▶ _Aim of the task_:
Wherever a line in the records below contains "model", copy that line.

··· Dataset extract

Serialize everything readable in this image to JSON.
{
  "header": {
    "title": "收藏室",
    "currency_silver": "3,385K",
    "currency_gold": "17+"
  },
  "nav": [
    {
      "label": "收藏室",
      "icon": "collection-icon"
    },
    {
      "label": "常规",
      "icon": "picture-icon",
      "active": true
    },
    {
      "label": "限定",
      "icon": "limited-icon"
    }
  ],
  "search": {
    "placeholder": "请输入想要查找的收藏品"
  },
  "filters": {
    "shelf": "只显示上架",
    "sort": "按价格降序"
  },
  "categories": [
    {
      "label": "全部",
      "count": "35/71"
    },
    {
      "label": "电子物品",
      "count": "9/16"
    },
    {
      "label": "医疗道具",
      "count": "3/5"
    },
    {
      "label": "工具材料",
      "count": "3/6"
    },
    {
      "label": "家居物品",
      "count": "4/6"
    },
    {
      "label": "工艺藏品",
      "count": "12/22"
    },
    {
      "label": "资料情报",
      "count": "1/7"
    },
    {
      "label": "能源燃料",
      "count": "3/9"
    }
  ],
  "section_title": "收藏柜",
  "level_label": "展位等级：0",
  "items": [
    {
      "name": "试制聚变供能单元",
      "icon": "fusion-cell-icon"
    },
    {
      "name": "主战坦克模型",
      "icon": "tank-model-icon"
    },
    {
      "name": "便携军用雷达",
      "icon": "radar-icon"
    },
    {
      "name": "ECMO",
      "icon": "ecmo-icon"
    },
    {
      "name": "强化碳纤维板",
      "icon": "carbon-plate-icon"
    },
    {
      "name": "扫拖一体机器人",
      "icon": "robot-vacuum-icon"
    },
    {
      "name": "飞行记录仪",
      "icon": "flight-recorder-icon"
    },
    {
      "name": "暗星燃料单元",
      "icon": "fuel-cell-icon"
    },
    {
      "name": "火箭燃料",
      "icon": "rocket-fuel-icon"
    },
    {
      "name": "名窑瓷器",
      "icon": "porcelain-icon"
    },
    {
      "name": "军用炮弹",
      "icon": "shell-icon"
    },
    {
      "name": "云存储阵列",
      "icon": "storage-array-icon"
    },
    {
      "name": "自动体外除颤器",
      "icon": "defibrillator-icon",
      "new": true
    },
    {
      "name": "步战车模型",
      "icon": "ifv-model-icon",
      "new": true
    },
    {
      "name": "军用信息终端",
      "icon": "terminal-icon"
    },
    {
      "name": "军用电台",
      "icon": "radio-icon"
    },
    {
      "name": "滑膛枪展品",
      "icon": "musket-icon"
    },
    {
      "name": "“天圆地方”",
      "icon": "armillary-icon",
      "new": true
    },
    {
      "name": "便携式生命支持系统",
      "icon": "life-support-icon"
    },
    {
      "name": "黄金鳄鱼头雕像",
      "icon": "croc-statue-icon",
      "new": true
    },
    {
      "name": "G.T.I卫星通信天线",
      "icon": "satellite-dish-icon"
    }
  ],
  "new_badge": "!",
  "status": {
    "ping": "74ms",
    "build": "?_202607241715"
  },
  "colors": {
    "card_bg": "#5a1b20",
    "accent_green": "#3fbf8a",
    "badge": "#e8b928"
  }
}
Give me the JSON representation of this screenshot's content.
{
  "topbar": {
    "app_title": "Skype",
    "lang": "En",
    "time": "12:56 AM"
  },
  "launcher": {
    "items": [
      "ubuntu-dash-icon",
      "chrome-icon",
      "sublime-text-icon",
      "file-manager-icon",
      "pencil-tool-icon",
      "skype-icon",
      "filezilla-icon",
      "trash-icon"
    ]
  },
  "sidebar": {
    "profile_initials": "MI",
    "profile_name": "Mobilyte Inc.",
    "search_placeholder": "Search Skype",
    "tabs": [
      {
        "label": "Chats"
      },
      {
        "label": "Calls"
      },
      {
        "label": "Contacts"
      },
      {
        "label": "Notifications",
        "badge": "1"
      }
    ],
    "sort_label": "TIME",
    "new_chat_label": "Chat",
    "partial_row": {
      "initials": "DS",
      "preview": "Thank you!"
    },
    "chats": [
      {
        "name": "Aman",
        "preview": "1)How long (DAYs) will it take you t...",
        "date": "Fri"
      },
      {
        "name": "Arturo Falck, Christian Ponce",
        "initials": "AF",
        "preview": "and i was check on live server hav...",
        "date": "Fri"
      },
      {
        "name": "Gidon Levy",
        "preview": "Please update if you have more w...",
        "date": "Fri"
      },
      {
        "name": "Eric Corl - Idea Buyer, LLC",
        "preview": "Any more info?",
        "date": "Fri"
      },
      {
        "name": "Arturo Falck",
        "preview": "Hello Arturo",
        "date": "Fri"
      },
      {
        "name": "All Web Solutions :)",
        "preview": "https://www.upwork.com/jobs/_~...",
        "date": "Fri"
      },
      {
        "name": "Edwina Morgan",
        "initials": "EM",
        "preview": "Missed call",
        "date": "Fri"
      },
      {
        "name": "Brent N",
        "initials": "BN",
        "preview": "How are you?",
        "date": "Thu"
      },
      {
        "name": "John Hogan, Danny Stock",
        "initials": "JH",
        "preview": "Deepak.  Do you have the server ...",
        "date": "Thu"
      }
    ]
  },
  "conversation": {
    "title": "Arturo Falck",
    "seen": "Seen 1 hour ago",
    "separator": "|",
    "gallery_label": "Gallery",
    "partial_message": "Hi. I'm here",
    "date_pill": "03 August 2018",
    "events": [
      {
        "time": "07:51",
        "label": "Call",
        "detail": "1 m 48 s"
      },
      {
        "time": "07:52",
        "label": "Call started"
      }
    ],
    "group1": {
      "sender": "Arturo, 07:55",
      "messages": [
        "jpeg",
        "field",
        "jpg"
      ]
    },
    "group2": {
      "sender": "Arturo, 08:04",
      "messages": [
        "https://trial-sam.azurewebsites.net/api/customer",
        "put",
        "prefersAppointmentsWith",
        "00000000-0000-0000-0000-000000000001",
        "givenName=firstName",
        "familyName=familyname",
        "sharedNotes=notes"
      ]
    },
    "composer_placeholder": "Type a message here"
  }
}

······

▶ _Solution to the exercise_:
      "icon": "tank-model-icon"
      "icon": "ifv-model-icon",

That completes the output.